Work to be completed
The answer is one number: how many lines in the data below hold "Background".

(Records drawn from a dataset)
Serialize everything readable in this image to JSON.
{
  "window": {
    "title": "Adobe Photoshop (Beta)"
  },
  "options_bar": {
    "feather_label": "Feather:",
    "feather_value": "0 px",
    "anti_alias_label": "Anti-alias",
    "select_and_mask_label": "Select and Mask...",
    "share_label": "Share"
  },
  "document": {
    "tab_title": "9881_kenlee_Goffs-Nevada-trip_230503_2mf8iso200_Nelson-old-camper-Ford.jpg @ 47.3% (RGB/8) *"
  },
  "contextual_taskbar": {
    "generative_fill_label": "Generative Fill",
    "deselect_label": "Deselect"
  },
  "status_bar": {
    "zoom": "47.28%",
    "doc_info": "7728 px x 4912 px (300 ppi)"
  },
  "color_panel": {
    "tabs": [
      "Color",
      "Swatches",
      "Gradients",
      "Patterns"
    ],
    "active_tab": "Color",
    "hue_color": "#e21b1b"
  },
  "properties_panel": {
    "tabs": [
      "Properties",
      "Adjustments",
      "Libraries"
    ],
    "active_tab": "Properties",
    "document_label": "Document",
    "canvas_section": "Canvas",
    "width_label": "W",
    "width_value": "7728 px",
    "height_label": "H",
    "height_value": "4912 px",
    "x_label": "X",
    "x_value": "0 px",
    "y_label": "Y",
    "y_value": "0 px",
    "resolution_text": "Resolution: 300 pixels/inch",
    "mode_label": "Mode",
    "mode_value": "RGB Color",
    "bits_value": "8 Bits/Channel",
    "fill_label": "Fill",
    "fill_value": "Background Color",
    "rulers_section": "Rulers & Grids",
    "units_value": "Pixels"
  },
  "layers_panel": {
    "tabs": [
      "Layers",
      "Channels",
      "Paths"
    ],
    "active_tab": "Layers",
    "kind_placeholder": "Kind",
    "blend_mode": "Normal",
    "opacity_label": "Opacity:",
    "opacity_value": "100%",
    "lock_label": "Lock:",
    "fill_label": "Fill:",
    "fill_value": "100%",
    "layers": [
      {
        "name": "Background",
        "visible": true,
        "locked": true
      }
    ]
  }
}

Solution
2